Assuming your workout program has a number of unique parts – sets of different individual exercises, for instance – how you order those parts matters. To maximize enjoyment, think of your relationship with gratification as it relates to other activities, like eating dinner. When do you choose to eat the good stuff on a plate containing a highly-cherished dish – say, lobster tail or filet mignon – along with a side or two? For me, I’ve always preferred to save the reward for the end. Even as a kid, I labored over uncracked crab legs, only choosing to eat the pay dirt once I’d extracted every morsel from the shell and finished the sides. My brother, in contrast, would eat chunks of crab as soon as they exited the shell, unable to delay gratification.
When it comes to workouts, some people prefer doing the difficult work first and saving the more enjoyable exercises for last, while others like to warm up slowly and save the challenges for the end. Understand what works for you, and structure your routine accordingly.

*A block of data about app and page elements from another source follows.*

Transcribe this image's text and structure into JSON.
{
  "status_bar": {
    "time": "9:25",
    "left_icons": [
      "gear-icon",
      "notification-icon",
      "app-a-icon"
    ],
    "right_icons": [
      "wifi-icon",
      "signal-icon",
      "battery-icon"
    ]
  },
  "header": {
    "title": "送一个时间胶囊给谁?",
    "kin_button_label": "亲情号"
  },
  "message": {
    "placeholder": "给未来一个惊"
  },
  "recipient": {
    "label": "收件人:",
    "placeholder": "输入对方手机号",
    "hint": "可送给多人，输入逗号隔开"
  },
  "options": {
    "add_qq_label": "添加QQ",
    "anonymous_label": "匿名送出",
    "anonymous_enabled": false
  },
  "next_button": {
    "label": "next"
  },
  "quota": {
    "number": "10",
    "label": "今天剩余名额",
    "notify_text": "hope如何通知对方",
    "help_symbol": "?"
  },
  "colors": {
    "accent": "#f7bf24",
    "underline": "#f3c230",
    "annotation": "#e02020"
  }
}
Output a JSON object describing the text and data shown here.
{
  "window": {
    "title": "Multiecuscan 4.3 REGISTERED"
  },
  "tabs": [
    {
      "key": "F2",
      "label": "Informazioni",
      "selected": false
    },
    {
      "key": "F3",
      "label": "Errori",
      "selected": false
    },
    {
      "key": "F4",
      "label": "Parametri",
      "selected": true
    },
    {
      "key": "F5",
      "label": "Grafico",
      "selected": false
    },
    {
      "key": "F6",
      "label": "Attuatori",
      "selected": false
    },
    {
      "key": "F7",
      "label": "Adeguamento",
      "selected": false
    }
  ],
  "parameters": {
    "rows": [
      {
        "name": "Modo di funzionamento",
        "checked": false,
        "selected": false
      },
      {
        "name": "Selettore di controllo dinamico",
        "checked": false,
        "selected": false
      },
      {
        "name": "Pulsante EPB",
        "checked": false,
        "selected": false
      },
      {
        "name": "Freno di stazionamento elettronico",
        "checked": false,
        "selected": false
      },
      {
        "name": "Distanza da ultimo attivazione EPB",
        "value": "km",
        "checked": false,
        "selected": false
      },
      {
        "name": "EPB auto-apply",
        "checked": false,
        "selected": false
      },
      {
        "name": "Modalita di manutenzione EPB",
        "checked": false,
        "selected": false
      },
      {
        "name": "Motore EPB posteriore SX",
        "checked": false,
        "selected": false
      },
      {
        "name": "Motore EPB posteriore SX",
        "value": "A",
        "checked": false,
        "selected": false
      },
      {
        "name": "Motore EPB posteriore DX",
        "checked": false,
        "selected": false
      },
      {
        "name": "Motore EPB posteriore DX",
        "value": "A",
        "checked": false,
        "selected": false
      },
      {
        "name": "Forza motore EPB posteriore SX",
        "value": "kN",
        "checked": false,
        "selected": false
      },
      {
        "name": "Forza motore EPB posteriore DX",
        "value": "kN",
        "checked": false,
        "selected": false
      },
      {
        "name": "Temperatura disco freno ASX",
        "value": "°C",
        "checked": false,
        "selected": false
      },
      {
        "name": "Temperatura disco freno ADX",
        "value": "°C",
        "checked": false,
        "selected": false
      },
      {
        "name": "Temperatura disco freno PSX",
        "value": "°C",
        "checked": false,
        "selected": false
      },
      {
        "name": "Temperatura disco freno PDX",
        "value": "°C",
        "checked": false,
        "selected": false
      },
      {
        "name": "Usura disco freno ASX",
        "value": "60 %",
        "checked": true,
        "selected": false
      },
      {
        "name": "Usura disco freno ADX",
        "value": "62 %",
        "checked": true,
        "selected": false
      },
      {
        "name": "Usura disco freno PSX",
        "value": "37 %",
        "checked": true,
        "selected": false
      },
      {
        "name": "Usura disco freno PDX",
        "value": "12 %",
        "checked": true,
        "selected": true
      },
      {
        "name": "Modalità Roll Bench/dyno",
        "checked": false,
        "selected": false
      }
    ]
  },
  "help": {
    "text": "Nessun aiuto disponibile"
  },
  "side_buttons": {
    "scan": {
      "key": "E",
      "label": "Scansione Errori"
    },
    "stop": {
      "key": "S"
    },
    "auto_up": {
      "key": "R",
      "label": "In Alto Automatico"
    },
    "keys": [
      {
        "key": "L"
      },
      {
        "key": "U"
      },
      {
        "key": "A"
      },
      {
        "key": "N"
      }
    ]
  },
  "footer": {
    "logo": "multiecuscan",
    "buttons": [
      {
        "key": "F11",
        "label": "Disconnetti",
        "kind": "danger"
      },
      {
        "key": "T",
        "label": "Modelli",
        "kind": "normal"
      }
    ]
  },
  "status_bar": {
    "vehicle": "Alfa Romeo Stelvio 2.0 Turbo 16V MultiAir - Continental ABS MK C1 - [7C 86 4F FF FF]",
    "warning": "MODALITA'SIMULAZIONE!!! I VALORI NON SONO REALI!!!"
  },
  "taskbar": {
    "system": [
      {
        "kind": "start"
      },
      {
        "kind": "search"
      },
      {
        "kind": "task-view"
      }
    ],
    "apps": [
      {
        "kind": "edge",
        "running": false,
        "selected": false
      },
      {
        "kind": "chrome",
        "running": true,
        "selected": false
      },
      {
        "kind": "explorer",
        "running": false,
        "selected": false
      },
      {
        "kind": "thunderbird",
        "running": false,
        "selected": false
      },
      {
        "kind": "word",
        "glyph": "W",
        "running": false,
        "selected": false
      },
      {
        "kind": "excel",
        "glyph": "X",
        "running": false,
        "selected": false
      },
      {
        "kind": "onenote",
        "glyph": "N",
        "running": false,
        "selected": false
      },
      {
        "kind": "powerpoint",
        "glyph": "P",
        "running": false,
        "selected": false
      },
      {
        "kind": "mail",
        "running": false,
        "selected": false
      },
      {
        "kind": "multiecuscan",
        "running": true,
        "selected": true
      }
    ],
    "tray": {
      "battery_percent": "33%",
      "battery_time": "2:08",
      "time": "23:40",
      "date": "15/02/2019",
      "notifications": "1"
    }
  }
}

3. End on a high note – whatever that means to you.
More on timing: People tend to judge and remember an experience by its most intense point (the “best” or “worst” moment) and its end, according to work by Nobel Prize-winning psychologist Daniel Kahneman. This “peak-end rule” is what we use to summarize a movie we’ve watched, a conversation we’ve had or a tennis match we’ve played. If a movie’s last moment delightful, the conversation ended with a brilliant laugh or a tennis match concluded superbly, we’ll judge the event as highly favorable – even if the beginning and middle weren’t all that positive. In other words, we give more weight to the most recently experienced moments.
If the goal is to recall your workouts positively – which makes continuing exercise more likely – consider ending them on a bright note. This may mean a gentle stretch with deep breathing, one final grueling set or a post-workout coffee with an exercise buddy. How you define “bright note” is up to you, but finding it may be the key to maintaining the motivation to go back to the gym tomorrow.